**The problem:**
The data below is to be written out exactly, with no pictures.

**Supplied information:**

'''

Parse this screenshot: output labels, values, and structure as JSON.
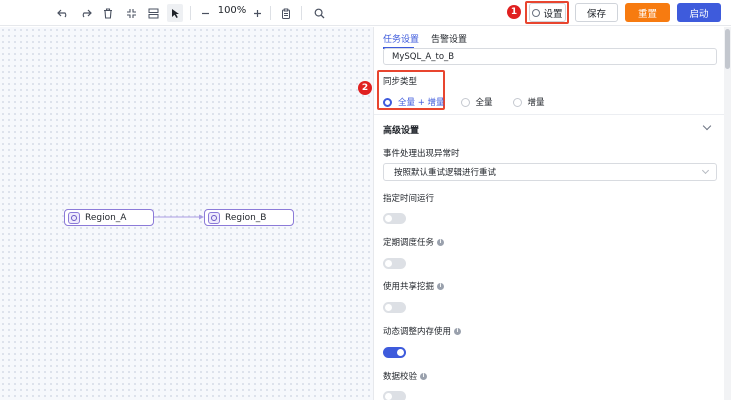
{
  "toolbar": {
    "zoom_value": "100%",
    "settings_label": "设置",
    "save_label": "保存",
    "reset_label": "重置",
    "start_label": "启动",
    "icons": [
      "undo-icon",
      "redo-icon",
      "delete-icon",
      "fit-view-icon",
      "auto-layout-icon",
      "select-icon",
      "zoom-out-icon",
      "zoom-in-icon",
      "clipboard-icon",
      "search-icon"
    ]
  },
  "annotations": {
    "badge_1": "1",
    "badge_2": "2"
  },
  "canvas": {
    "nodes": [
      {
        "label": "Region_A"
      },
      {
        "label": "Region_B"
      }
    ]
  },
  "panel": {
    "tabs": [
      {
        "label": "任务设置",
        "active": true
      },
      {
        "label": "告警设置",
        "active": false
      }
    ],
    "task_name_value": "MySQL_A_to_B",
    "sync_type_label": "同步类型",
    "sync_options": [
      {
        "label": "全量 + 增量",
        "selected": true
      },
      {
        "label": "全量",
        "selected": false
      },
      {
        "label": "增量",
        "selected": false
      }
    ],
    "advanced_title": "高级设置",
    "event_error_label": "事件处理出现异常时",
    "event_error_value": "按照默认重试逻辑进行重试",
    "scheduled_run_label": "指定时间运行",
    "scheduled_run_on": false,
    "periodic_task_label": "定期调度任务",
    "periodic_task_on": false,
    "shared_mining_label": "使用共享挖掘",
    "shared_mining_on": false,
    "dynamic_memory_label": "动态调整内存使用",
    "dynamic_memory_on": true,
    "data_validation_label": "数据校验",
    "data_validation_on": false
  },
  "colors": {
    "accent": "#3e5bdc",
    "reset_orange": "#f77b10",
    "annotation_red": "#e02020",
    "node_border": "#8b7ad8"
  }
}
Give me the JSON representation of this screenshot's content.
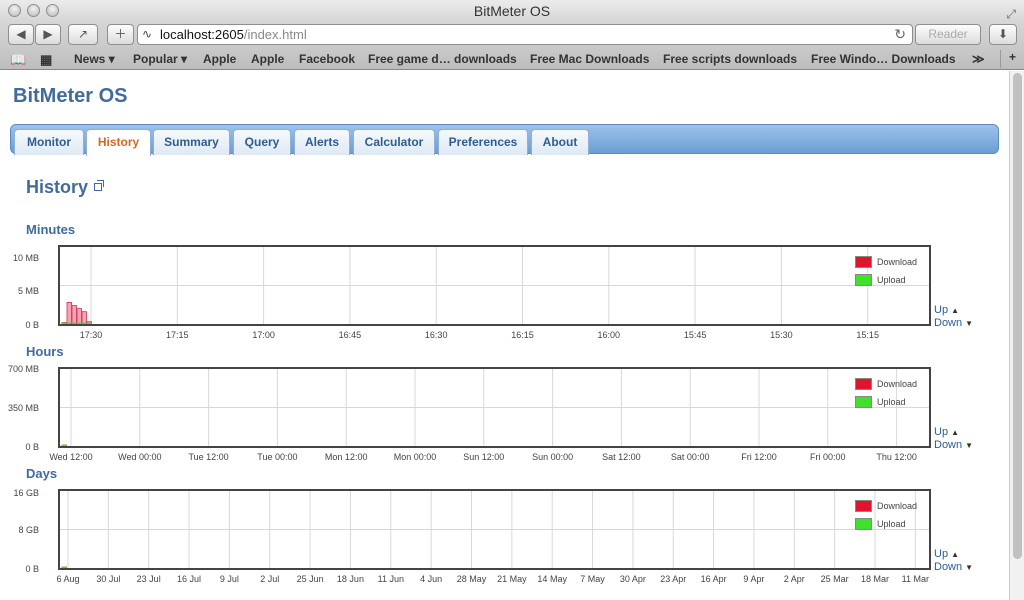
{
  "window": {
    "title": "BitMeter OS"
  },
  "toolbar": {
    "url_host": "localhost:2605",
    "url_path": "/index.html",
    "reader_label": "Reader"
  },
  "bookmarks": [
    "News ▾",
    "Popular ▾",
    "Apple",
    "Apple",
    "Facebook",
    "Free game d… downloads",
    "Free Mac Downloads",
    "Free scripts downloads",
    "Free Windo… Downloads",
    "≫"
  ],
  "app": {
    "title": "BitMeter OS"
  },
  "tabs": [
    "Monitor",
    "History",
    "Summary",
    "Query",
    "Alerts",
    "Calculator",
    "Preferences",
    "About"
  ],
  "active_tab": "History",
  "page_heading": "History",
  "legend": {
    "download": "Download",
    "upload": "Upload"
  },
  "colors": {
    "download": "#e0142c",
    "upload": "#3fe22a",
    "accent": "#416b9c",
    "active_tab": "#d2682a"
  },
  "updown": {
    "up": "Up",
    "down": "Down"
  },
  "charts": [
    {
      "label": "Minutes",
      "y_ticks": [
        "10 MB",
        "5 MB",
        "0 B"
      ],
      "x_ticks": [
        "17:30",
        "17:15",
        "17:00",
        "16:45",
        "16:30",
        "16:15",
        "16:00",
        "15:45",
        "15:30",
        "15:15"
      ]
    },
    {
      "label": "Hours",
      "y_ticks": [
        "700 MB",
        "350 MB",
        "0 B"
      ],
      "x_ticks": [
        "Wed 12:00",
        "Wed 00:00",
        "Tue 12:00",
        "Tue 00:00",
        "Mon 12:00",
        "Mon 00:00",
        "Sun 12:00",
        "Sun 00:00",
        "Sat 12:00",
        "Sat 00:00",
        "Fri 12:00",
        "Fri 00:00",
        "Thu 12:00"
      ]
    },
    {
      "label": "Days",
      "y_ticks": [
        "16 GB",
        "8 GB",
        "0 B"
      ],
      "x_ticks": [
        "6 Aug",
        "30 Jul",
        "23 Jul",
        "16 Jul",
        "9 Jul",
        "2 Jul",
        "25 Jun",
        "18 Jun",
        "11 Jun",
        "4 Jun",
        "28 May",
        "21 May",
        "14 May",
        "7 May",
        "30 Apr",
        "23 Apr",
        "16 Apr",
        "9 Apr",
        "2 Apr",
        "25 Mar",
        "18 Mar",
        "11 Mar"
      ]
    }
  ],
  "chart_data": [
    {
      "type": "bar",
      "title": "Minutes",
      "ylim": [
        0,
        10
      ],
      "yunit": "MB",
      "series": [
        {
          "name": "Download",
          "values": [
            0.2,
            2.8,
            2.4,
            2.0,
            1.6,
            0.3
          ]
        },
        {
          "name": "Upload",
          "values": [
            0.1,
            0.1,
            0.1,
            0.1,
            0.1,
            0.1
          ]
        }
      ]
    },
    {
      "type": "bar",
      "title": "Hours",
      "ylim": [
        0,
        700
      ],
      "yunit": "MB",
      "series": [
        {
          "name": "Download",
          "values": [
            5
          ]
        },
        {
          "name": "Upload",
          "values": [
            2
          ]
        }
      ]
    },
    {
      "type": "bar",
      "title": "Days",
      "ylim": [
        0,
        16
      ],
      "yunit": "GB",
      "series": [
        {
          "name": "Download",
          "values": [
            0.1
          ]
        },
        {
          "name": "Upload",
          "values": [
            0.05
          ]
        }
      ]
    }
  ]
}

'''

**Written solution:**
Parse this screenshot: output labels, values, and structure as JSON.
{
  "toolbar": {
    "zoom_value": "100%",
    "settings_label": "设置",
    "save_label": "保存",
    "reset_label": "重置",
    "start_label": "启动",
    "icons": [
      "undo-icon",
      "redo-icon",
      "delete-icon",
      "fit-view-icon",
      "auto-layout-icon",
      "select-icon",
      "zoom-out-icon",
      "zoom-in-icon",
      "clipboard-icon",
      "search-icon"
    ]
  },
  "annotations": {
    "badge_1": "1",
    "badge_2": "2"
  },
  "canvas": {
    "nodes": [
      {
        "label": "Region_A"
      },
      {
        "label": "Region_B"
      }
    ]
  },
  "panel": {
    "tabs": [
      {
        "label": "任务设置",
        "active": true
      },
      {
        "label": "告警设置",
        "active": false
      }
    ],
    "task_name_value": "MySQL_A_to_B",
    "sync_type_label": "同步类型",
    "sync_options": [
      {
        "label": "全量 + 增量",
        "selected": true
      },
      {
        "label": "全量",
        "selected": false
      },
      {
        "label": "增量",
        "selected": false
      }
    ],
    "advanced_title": "高级设置",
    "event_error_label": "事件处理出现异常时",
    "event_error_value": "按照默认重试逻辑进行重试",
    "scheduled_run_label": "指定时间运行",
    "scheduled_run_on": false,
    "periodic_task_label": "定期调度任务",
    "periodic_task_on": false,
    "shared_mining_label": "使用共享挖掘",
    "shared_mining_on": false,
    "dynamic_memory_label": "动态调整内存使用",
    "dynamic_memory_on": true,
    "data_validation_label": "数据校验",
    "data_validation_on": false
  },
  "colors": {
    "accent": "#3e5bdc",
    "reset_orange": "#f77b10",
    "annotation_red": "#e02020",
    "node_border": "#8b7ad8"
  }
}
Give me the JSON representation of this screenshot's content.
{
  "window": {
    "title": "BitMeter OS"
  },
  "toolbar": {
    "url_host": "localhost:2605",
    "url_path": "/index.html",
    "reader_label": "Reader"
  },
  "bookmarks": [
    "News ▾",
    "Popular ▾",
    "Apple",
    "Apple",
    "Facebook",
    "Free game d… downloads",
    "Free Mac Downloads",
    "Free scripts downloads",
    "Free Windo… Downloads",
    "≫"
  ],
  "app": {
    "title": "BitMeter OS"
  },
  "tabs": [
    "Monitor",
    "History",
    "Summary",
    "Query",
    "Alerts",
    "Calculator",
    "Preferences",
    "About"
  ],
  "active_tab": "History",
  "page_heading": "History",
  "legend": {
    "download": "Download",
    "upload": "Upload"
  },
  "colors": {
    "download": "#e0142c",
    "upload": "#3fe22a",
    "accent": "#416b9c",
    "active_tab": "#d2682a"
  },
  "updown": {
    "up": "Up",
    "down": "Down"
  },
  "charts": [
    {
      "label": "Minutes",
      "y_ticks": [
        "10 MB",
        "5 MB",
        "0 B"
      ],
      "x_ticks": [
        "17:30",
        "17:15",
        "17:00",
        "16:45",
        "16:30",
        "16:15",
        "16:00",
        "15:45",
        "15:30",
        "15:15"
      ]
    },
    {
      "label": "Hours",
      "y_ticks": [
        "700 MB",
        "350 MB",
        "0 B"
      ],
      "x_ticks": [
        "Wed 12:00",
        "Wed 00:00",
        "Tue 12:00",
        "Tue 00:00",
        "Mon 12:00",
        "Mon 00:00",
        "Sun 12:00",
        "Sun 00:00",
        "Sat 12:00",
        "Sat 00:00",
        "Fri 12:00",
        "Fri 00:00",
        "Thu 12:00"
      ]
    },
    {
      "label": "Days",
      "y_ticks": [
        "16 GB",
        "8 GB",
        "0 B"
      ],
      "x_ticks": [
        "6 Aug",
        "30 Jul",
        "23 Jul",
        "16 Jul",
        "9 Jul",
        "2 Jul",
        "25 Jun",
        "18 Jun",
        "11 Jun",
        "4 Jun",
        "28 May",
        "21 May",
        "14 May",
        "7 May",
        "30 Apr",
        "23 Apr",
        "16 Apr",
        "9 Apr",
        "2 Apr",
        "25 Mar",
        "18 Mar",
        "11 Mar"
      ]
    }
  ],
  "chart_data": [
    {
      "type": "bar",
      "title": "Minutes",
      "ylim": [
        0,
        10
      ],
      "yunit": "MB",
      "series": [
        {
          "name": "Download",
          "values": [
            0.2,
            2.8,
            2.4,
            2.0,
            1.6,
            0.3
          ]
        },
        {
          "name": "Upload",
          "values": [
            0.1,
            0.1,
            0.1,
            0.1,
            0.1,
            0.1
          ]
        }
      ]
    },
    {
      "type": "bar",
      "title": "Hours",
      "ylim": [
        0,
        700
      ],
      "yunit": "MB",
      "series": [
        {
          "name": "Download",
          "values": [
            5
          ]
        },
        {
          "name": "Upload",
          "values": [
            2
          ]
        }
      ]
    },
    {
      "type": "bar",
      "title": "Days",
      "ylim": [
        0,
        16
      ],
      "yunit": "GB",
      "series": [
        {
          "name": "Download",
          "values": [
            0.1
          ]
        },
        {
          "name": "Upload",
          "values": [
            0.05
          ]
        }
      ]
    }
  ]
}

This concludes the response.